The problems of chaos and relaxation have a fundamental importance in the study of many-body classical and quantum systems. We investigate some of the issues related to these problems numerically in classical and quantum spin systems. New results reported in this thesis include: (i) A remarkably simple algorithm for discriminating chaotic from nonchaotic behavior in classical systems using a time series of one macroscopic observable. The effectiveness of this algorithm stems from the qualitative differences in the power spectra of chaotic and nonchaotic systems. (ii) A modified version of the Onsager regression relation applicable to pure quantum states. (iii) An efficient algorithm for computing the infinitetemperature time correlation functions in systems with large Hilbert spaces. (iv) Absence of exponential sensitivity to small perturbations in macroscopic nonintegrable systems of spins 1/2 . Such a behavior is contrasted with the exponential sensitivity to small perturbations in chaotic classical spin systems. (v) Accurate numerical investigations of free induction decay and spin diffusion in certain spin lattices. The consequences of these results have implications for the foundations of statistical mechanics or practical problems such as computing the long-time behavior of the free induction decay in solids.

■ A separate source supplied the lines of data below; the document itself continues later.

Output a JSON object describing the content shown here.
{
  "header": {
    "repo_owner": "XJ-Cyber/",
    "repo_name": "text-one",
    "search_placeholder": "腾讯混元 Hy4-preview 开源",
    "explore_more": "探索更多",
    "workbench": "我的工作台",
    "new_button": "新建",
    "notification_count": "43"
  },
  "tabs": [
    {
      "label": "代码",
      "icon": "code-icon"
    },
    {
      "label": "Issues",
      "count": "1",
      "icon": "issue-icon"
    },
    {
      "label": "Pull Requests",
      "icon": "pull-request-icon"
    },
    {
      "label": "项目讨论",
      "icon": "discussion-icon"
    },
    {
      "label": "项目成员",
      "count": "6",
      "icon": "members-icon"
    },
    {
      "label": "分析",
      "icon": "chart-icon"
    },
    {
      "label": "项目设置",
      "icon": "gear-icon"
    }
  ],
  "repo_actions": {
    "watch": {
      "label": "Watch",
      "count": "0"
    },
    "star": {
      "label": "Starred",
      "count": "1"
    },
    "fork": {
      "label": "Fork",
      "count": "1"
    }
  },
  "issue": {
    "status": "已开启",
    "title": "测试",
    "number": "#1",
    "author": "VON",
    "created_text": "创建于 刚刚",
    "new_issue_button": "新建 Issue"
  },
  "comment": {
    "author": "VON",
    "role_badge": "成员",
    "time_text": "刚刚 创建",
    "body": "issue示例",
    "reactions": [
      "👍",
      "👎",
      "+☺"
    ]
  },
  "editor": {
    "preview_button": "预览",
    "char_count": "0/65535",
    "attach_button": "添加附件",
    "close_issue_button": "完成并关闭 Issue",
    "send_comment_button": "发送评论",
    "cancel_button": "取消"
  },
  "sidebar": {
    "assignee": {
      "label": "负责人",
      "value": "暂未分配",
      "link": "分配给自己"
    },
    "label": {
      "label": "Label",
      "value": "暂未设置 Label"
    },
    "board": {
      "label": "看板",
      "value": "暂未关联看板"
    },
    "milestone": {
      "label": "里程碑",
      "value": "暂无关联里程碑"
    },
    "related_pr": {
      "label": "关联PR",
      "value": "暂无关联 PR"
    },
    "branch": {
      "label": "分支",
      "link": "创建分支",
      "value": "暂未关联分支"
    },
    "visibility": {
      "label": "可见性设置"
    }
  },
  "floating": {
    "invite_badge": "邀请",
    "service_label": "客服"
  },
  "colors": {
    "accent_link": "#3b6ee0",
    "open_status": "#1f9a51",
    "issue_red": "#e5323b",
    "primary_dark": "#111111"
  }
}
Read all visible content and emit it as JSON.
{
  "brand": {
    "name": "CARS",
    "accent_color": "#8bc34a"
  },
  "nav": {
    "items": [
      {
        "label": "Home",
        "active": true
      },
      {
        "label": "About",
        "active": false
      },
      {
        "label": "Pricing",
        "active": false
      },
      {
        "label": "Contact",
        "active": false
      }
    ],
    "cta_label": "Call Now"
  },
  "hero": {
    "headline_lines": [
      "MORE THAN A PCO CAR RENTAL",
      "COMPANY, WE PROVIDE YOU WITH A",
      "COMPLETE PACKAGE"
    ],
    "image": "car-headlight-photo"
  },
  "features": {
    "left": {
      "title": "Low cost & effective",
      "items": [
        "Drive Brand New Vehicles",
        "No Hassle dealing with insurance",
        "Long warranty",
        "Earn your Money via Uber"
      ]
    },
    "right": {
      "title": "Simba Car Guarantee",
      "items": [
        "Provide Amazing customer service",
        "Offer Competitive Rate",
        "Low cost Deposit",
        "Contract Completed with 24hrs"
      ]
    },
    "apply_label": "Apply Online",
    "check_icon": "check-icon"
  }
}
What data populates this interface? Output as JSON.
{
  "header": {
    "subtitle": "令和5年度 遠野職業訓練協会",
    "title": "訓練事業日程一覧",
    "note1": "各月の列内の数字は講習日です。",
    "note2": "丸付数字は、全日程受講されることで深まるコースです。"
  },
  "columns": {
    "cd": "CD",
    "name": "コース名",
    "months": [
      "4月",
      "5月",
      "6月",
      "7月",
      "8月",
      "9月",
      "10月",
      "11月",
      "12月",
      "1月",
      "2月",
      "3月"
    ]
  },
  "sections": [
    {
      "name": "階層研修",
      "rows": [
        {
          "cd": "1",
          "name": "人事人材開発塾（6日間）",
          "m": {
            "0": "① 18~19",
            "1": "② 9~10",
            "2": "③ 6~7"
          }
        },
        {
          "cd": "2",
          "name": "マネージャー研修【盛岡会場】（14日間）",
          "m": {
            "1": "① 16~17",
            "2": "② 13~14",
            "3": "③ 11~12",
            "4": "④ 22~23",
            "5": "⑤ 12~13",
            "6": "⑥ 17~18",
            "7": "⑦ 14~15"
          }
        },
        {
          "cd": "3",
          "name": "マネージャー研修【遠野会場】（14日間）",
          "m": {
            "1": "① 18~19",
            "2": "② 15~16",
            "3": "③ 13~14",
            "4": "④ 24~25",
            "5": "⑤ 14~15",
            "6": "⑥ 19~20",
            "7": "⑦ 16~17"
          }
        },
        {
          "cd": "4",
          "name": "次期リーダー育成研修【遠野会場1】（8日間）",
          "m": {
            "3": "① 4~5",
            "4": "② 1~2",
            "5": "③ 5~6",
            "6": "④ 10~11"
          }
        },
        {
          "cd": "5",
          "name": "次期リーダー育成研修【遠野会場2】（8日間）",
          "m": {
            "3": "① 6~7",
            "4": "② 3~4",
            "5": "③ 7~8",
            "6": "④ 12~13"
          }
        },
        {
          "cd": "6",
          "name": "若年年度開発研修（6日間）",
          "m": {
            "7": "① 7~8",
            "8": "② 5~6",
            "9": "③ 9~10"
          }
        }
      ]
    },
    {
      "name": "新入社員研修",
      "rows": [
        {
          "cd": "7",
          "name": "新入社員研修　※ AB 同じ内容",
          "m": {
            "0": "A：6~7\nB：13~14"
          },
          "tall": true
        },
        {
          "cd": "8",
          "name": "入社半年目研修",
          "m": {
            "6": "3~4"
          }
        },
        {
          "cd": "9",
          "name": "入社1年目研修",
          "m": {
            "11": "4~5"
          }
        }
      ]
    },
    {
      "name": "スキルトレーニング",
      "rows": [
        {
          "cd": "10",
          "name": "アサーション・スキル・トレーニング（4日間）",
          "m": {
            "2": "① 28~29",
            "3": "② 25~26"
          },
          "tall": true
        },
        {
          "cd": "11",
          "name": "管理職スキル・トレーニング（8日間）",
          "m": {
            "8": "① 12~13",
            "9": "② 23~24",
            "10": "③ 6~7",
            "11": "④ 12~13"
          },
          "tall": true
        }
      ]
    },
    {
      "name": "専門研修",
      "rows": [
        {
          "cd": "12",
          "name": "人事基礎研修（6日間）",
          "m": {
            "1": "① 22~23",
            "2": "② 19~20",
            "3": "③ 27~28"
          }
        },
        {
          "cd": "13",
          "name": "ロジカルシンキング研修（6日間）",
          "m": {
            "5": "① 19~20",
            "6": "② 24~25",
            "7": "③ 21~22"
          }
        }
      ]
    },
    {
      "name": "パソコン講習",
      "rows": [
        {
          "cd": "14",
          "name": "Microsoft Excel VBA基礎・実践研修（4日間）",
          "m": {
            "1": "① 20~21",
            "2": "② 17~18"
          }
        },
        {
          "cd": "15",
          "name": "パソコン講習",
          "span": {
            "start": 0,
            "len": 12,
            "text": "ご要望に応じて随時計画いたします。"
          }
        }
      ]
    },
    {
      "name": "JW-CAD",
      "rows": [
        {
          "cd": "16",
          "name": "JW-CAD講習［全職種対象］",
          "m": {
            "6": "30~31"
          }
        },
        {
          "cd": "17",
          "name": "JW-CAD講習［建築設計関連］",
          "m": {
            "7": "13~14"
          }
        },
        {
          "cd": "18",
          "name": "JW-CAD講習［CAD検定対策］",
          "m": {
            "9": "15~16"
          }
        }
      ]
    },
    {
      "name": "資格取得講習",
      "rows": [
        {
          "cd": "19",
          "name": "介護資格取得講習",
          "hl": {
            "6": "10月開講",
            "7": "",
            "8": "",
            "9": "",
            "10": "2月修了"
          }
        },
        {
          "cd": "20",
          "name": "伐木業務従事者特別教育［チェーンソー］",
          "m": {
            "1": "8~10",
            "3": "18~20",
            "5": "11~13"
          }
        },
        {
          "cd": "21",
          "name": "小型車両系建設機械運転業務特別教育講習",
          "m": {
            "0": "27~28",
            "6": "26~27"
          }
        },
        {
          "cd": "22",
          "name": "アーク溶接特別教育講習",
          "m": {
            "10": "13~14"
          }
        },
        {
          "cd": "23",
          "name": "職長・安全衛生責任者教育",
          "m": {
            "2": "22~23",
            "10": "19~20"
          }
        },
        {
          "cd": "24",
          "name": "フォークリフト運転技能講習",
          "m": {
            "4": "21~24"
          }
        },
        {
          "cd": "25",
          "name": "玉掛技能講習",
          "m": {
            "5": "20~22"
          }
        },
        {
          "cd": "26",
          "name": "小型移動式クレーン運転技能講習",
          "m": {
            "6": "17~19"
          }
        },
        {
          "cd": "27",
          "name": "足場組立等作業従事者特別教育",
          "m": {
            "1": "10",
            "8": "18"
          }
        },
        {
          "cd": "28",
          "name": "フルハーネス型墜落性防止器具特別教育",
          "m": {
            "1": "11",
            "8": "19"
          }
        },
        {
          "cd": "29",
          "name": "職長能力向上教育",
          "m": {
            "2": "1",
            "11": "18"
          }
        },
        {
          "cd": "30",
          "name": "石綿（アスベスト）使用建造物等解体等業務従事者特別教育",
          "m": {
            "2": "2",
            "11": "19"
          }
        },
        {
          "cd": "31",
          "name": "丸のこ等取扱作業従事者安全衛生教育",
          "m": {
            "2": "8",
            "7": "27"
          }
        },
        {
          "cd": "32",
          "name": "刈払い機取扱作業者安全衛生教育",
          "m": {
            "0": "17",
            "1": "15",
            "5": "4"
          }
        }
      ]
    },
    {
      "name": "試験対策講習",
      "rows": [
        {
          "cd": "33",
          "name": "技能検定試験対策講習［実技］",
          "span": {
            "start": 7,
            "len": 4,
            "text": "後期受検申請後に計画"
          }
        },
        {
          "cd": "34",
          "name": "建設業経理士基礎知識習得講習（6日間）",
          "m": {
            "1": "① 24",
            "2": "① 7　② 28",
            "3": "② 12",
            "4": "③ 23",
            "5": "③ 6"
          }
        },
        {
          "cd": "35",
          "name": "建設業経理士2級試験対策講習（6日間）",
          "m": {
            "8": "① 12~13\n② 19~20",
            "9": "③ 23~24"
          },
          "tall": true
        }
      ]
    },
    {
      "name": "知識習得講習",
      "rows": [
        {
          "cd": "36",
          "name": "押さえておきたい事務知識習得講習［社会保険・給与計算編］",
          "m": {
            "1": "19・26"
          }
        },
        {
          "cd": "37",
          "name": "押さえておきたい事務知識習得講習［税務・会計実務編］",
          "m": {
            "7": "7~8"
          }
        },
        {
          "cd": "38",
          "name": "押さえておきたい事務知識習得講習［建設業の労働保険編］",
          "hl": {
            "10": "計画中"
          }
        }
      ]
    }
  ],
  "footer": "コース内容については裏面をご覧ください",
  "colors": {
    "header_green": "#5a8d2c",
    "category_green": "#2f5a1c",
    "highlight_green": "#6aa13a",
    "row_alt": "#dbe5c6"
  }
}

|Supervisor:||Fine, Prof. Dr. Boris|
|Date of thesis defense:||25 October 2013|
|Date Deposited:||04 Nov 2013 12:51|
|Faculties / Institutes:||The Faculty of Physics and Astronomy > Institute for Theoretical Physics|
|Subjects:||500 Natural sciences and mathematics